What is Lewy body dementia (LBD)? That is a question we hear often, and the answer can be a bit confusing. The basic explanation is that Lewy body dementia is an umbrella term for two related kinds of dementia: dementia with Lewy bodies (DLB) and Parkinson’s disease with dementia (PDD). Until 2006, when specialists agreed that the cognitive symptoms of DLB and PDD were essentially the same, the terms Lewy body dementia and dementia with Lewy bodies were used interchangeably. However, they are now recognized as separate diseases and, although some people continue to use a single term, the correct names are:

  • Lewy body dementia, which describes both DLB and PDD;
  • Dementia with Lewy bodies, which describes the kind that starts with mental symptoms; and
  • Parkinson’s disease with dementia, which describes the kind that starts with motor symptoms.

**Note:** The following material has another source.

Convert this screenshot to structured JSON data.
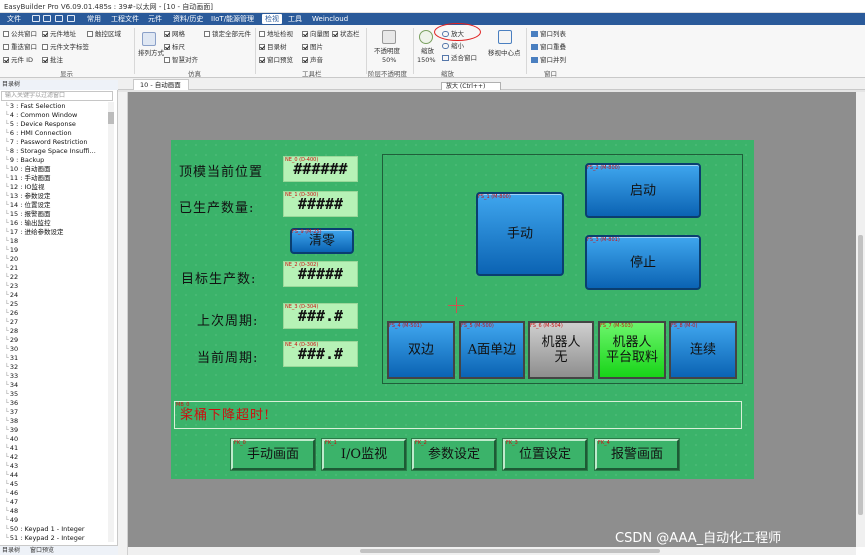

Over time, people with either type of Lewy body dementia will develop very similar cognitive, motor, physical, sleep, and behavioral symptoms, including hallucinations, insomnia, and acting out. LBD is a multisystem disease and may require a comprehensive treatment approach with a collaborative team of physicians from varying specialties. In all Lewy body disorders, tiny abnormal round structures called Lewy bodies develop in regions of the brain involved in thinking and/or movement.

Quick Facts

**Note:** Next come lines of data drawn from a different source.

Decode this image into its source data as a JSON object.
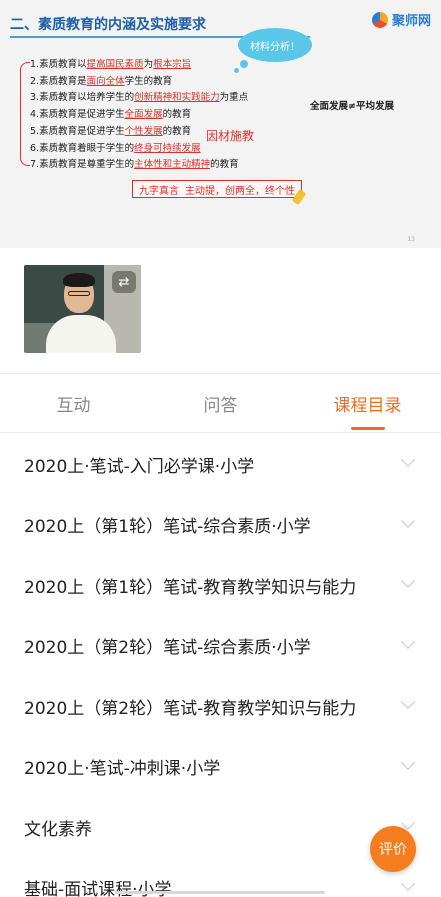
{
  "slide": {
    "title": "二、素质教育的内涵及实施要求",
    "logo": "聚师网",
    "bubble": "材料分析！",
    "points": [
      {
        "pre": "1.素质教育以",
        "hl": "提高国民素质",
        "mid": "为",
        "hl2": "根本宗旨",
        "post": ""
      },
      {
        "pre": "2.素质教育是",
        "hl": "面向全体",
        "mid": "学生的教育",
        "hl2": "",
        "post": ""
      },
      {
        "pre": "3.素质教育以培养学生的",
        "hl": "创新精神和实践能力",
        "mid": "为重点",
        "hl2": "",
        "post": ""
      },
      {
        "pre": "4.素质教育是促进学生",
        "hl": "全面发展",
        "mid": "的教育",
        "hl2": "",
        "post": ""
      },
      {
        "pre": "5.素质教育是促进学生",
        "hl": "个性发展",
        "mid": "的教育",
        "hl2": "",
        "post": ""
      },
      {
        "pre": "6.素质教育着眼于学生的",
        "hl": "终身可持续发展",
        "mid": "",
        "hl2": "",
        "post": ""
      },
      {
        "pre": "7.素质教育是尊重学生的",
        "hl": "主体性和主动精神",
        "mid": "的教育",
        "hl2": "",
        "post": ""
      }
    ],
    "note_right": "全面发展≠平均发展",
    "note_hand": "因材施教",
    "exam_label": "九字真言",
    "exam_text": "主动提，创两全，终个性",
    "page_number": "13"
  },
  "video": {
    "switch_icon": "camera-switch-icon"
  },
  "tabs": [
    {
      "label": "互动",
      "active": false
    },
    {
      "label": "问答",
      "active": false
    },
    {
      "label": "课程目录",
      "active": true
    }
  ],
  "courses": [
    "2020上·笔试-入门必学课·小学",
    "2020上（第1轮）笔试-综合素质·小学",
    "2020上（第1轮）笔试-教育教学知识与能力",
    "2020上（第2轮）笔试-综合素质·小学",
    "2020上（第2轮）笔试-教育教学知识与能力",
    "2020上·笔试-冲刺课·小学",
    "文化素养",
    "基础-面试课程·小学"
  ],
  "rate_button": "评价",
  "colors": {
    "accent": "#f26b1d",
    "highlight": "#d9322a",
    "title_blue": "#1f5fa8"
  }
}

Lewy body dementia is:

  • Different from Alzheimer’s disease and related to Parkinson’s disease
  • Degenerative—not curable, but it can be slowed
  • Caused by microscopic Lewy bodies in the cognitive and motor areas of the brain
  • More common in men than women
  • A disease that comprises two types of dementias that start with different symptoms but are very similar: DLB, which starts with cognitive symptoms; and PDD, which starts with motor symptoms
  • A multifaceted disease with cognitive, physical, perceptual, behavioral, and motor symptoms